The researchers spent two years interviewing medical staff and observing surgeries in two U.S. hospitals using the Da Vinci Surgical System, a large robot with several arms equipped with surgical instruments and an endoscopic camera. They video recorded more than 50 hours of surgeries performed both with and without the Da Vinci – the world’s most popular surgical robot, controlled by the surgeon via joystick and used in 877,000 surgeries in 2017.
The Da Vinci has been credited with greater precision, better vision and a reduction of the surgeon’s cognitive load and physical fatigue, but no previous study examined the distance it creates within the surgical team. The researchers identified two forms of distance: cognitive, concerning how the team collaborates and communicates; and affective, which refers to feelings of emotional disconnectedness.
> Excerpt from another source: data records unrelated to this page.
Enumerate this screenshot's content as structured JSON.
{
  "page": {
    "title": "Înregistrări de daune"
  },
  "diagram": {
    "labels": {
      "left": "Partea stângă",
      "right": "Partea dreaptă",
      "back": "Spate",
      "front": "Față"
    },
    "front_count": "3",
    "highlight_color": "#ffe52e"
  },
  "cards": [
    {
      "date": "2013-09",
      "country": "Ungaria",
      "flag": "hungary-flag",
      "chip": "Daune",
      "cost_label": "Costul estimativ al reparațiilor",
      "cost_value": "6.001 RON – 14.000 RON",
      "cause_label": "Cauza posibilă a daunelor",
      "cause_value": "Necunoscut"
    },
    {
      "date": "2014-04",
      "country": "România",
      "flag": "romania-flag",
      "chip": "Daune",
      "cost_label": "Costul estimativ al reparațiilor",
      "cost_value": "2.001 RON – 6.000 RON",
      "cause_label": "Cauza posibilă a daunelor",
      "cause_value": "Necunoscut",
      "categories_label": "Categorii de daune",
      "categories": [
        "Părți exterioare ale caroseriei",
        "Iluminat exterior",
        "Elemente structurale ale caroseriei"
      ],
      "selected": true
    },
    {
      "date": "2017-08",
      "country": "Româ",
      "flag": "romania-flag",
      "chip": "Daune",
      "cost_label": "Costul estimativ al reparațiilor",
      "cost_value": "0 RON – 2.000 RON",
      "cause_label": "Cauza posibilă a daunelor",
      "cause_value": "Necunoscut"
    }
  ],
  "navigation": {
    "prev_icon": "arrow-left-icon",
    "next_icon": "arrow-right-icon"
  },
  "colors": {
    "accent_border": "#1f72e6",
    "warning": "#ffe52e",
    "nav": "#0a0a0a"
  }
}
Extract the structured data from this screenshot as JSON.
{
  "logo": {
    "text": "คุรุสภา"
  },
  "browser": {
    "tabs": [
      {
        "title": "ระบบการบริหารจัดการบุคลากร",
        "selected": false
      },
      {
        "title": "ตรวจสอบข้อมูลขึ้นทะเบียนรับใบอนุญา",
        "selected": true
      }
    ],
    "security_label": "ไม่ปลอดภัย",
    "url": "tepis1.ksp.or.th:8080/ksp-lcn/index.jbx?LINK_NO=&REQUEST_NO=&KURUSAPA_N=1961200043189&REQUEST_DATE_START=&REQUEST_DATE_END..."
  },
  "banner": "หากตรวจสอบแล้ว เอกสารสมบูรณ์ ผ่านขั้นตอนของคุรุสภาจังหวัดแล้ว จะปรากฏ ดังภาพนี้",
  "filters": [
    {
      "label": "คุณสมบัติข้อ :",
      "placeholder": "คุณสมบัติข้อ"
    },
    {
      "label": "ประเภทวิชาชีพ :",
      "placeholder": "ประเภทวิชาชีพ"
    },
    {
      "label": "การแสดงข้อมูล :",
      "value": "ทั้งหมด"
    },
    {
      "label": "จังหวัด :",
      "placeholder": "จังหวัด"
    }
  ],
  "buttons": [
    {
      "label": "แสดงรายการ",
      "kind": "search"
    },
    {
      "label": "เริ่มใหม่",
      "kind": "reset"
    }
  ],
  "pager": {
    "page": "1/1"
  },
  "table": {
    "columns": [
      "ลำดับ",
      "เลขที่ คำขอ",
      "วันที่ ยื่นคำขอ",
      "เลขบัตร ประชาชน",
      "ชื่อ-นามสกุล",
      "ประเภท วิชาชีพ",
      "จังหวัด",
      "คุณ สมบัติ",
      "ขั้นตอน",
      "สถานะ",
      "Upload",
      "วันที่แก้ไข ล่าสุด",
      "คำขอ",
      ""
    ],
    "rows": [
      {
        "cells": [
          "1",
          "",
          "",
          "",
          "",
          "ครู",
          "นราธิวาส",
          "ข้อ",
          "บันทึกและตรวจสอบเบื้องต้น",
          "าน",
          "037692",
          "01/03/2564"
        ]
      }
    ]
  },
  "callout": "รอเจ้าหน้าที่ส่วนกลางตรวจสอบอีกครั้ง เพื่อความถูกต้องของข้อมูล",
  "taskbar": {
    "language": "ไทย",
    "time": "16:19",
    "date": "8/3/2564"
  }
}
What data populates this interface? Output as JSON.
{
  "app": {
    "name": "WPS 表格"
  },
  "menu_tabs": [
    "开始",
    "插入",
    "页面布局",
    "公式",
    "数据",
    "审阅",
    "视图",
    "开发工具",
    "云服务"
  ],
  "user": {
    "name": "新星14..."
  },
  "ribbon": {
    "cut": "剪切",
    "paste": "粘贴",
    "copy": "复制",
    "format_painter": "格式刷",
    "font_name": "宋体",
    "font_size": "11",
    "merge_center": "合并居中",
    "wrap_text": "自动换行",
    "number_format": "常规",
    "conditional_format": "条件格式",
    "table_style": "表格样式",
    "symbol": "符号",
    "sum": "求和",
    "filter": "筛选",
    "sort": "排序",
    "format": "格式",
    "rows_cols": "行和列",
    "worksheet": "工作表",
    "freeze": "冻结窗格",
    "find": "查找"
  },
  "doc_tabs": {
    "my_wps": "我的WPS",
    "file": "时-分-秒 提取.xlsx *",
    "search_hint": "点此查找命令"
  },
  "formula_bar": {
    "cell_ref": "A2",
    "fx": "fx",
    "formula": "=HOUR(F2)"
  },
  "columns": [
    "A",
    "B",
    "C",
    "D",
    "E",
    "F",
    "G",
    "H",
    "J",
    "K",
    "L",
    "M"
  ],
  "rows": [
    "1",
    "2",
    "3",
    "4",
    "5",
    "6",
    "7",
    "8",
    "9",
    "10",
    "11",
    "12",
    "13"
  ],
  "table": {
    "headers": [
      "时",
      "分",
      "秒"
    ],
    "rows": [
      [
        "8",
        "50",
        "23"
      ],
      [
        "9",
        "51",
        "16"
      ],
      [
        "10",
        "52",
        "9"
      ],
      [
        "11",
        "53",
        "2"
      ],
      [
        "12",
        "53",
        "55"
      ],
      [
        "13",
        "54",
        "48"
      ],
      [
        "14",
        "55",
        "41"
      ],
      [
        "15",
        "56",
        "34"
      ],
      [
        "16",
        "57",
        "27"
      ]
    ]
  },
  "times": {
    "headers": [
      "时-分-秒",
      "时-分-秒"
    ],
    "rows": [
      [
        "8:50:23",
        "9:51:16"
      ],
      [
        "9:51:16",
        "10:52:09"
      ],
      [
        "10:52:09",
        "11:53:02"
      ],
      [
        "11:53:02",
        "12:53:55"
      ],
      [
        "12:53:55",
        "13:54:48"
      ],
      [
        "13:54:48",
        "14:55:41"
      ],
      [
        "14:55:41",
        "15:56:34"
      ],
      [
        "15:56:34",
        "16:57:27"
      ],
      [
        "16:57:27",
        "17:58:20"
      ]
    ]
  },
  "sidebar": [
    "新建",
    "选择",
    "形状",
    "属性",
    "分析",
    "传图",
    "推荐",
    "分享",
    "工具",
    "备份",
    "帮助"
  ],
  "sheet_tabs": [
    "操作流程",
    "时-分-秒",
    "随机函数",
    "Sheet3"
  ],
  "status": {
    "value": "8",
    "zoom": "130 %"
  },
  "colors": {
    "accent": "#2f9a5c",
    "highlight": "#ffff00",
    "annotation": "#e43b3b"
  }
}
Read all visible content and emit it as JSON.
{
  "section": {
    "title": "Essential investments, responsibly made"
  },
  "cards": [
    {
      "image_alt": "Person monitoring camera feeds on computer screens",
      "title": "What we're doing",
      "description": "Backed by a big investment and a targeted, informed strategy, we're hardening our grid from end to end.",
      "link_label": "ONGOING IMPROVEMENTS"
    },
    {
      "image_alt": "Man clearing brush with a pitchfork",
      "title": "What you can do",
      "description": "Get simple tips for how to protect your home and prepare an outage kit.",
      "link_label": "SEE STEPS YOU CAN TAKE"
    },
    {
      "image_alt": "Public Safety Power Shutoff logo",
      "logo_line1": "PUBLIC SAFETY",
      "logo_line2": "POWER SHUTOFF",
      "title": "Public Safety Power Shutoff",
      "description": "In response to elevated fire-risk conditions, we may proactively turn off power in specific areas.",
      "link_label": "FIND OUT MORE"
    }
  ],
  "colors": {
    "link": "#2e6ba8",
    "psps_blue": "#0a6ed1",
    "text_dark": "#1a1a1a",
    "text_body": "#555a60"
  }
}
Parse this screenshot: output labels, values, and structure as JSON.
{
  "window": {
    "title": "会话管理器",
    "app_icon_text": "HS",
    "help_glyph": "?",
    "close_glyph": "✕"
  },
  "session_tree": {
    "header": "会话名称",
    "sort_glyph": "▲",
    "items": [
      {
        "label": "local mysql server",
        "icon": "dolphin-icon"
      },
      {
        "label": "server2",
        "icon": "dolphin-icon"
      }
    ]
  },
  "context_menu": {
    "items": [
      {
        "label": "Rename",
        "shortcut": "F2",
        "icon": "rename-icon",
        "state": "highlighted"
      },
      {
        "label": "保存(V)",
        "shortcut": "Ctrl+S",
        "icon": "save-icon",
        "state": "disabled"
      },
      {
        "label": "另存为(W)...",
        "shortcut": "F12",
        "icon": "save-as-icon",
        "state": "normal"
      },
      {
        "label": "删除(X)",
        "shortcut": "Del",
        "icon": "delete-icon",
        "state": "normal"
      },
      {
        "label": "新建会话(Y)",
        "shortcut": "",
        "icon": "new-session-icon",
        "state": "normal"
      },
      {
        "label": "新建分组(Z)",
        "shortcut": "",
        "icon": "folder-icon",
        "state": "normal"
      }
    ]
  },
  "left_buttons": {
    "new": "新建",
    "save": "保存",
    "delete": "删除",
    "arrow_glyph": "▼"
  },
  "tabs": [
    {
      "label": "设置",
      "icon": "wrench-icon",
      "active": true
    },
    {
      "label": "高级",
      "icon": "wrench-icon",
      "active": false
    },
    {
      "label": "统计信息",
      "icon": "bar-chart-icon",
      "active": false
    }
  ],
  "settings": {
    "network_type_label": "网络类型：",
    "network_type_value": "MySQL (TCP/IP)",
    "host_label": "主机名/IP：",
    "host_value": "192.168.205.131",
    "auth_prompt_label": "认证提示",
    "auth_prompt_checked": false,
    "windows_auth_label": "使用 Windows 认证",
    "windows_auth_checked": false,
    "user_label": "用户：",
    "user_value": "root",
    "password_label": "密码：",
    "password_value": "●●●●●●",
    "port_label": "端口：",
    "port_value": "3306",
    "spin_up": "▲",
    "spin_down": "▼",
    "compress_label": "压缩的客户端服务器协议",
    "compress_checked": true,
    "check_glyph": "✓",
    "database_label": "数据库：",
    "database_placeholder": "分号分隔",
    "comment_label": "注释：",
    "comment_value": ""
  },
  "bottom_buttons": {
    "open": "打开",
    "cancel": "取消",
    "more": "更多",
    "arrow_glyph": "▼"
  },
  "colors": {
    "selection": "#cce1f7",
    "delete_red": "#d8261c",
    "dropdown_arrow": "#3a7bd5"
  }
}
“Coming in with the understanding that social dynamics in teams is really important, I was struck by how the engineers in that context thought about surgery purely as the mechanical task of cutting and joining tissue,” said Jung, who is also the Nancy H. ’62 and Philip M. ’62 Young Sesquicentennial Faculty Fellow. “What happens if you take a crucial member of the team, the leaders of the team, and stick them in a box?”
In open (nonrobotic) surgery, surgeons often used a single word or hand signal to indicate what they needed, but in robotic surgery, where most members of the team couldn’t see each other, everything needed to be said out loud. Robotic surgery team members communicated like airplane pilots, giving verbal instructions and verbally confirming them. “You’re pushing, right?” a male surgeon asked at one point, and the first assistant replied, “Pushing, Sir,” both acknowledging the question and inserting the “Sir” to indicate the end of the sentence.
In open surgery, members of the operating team tended to be highly in tune with each other’s moods and emotions – a necessity when performing such intricate and high-stakes work. But the robot made it more difficult to gauge feelings, Pelikan said.
“In the operating room they really have an eye for each other, they really notice if someone’s not feeling well, they see things before you even speak up,” said Pelikan, who plans to begin doctoral study at Linköping University in Sweden in November. “With the robot that’s more difficult.”
The surgeon’s assistants were needed less frequently in robotic surgeries, sometimes leading them to chat among themselves or become occasionally distracted. Those chats could also cause mild stress for surgeons overhearing conversations going on without them. One surgeon told an interviewer he feels “lonely” operating at the console apart from his team.
Teams tended to compensate for this kind of affective distance in large and small ways. During open surgeries, the surgeons generally left as soon as the operation was complete. In robotic surgeries, however, surgeons often joined the others for what researchers called a “huddle” after the procedures, chatting and joking and sometimes touching.
“We could already begin to see the incipient generation of new surgical rituals that were being invented in response to the kinds of challenges we describe,” said Steven Jackson, associate professor of information science, who also co-authored the paper, along with Amy Cheatle, a doctoral student in science and technology studies.
The researchers hope that thinking about surgery as a collaborative task, and considering how all the team members are affected by the robot, could eventually impact both how machines are designed and how humans use them.
“How might we imagine and practice design differently if we design for teams and settings and context, as opposed to individual single users?” Jackson said. “Whenever we see human-robot interaction working successfully, it’s because there’s a long, careful and artful mutual adjustment of the technology of the robot in the particular social settings in which it’s deployed.”
The research was based on work supported by Cornell’s Institute for the Social Sciences and the National Science Foundation.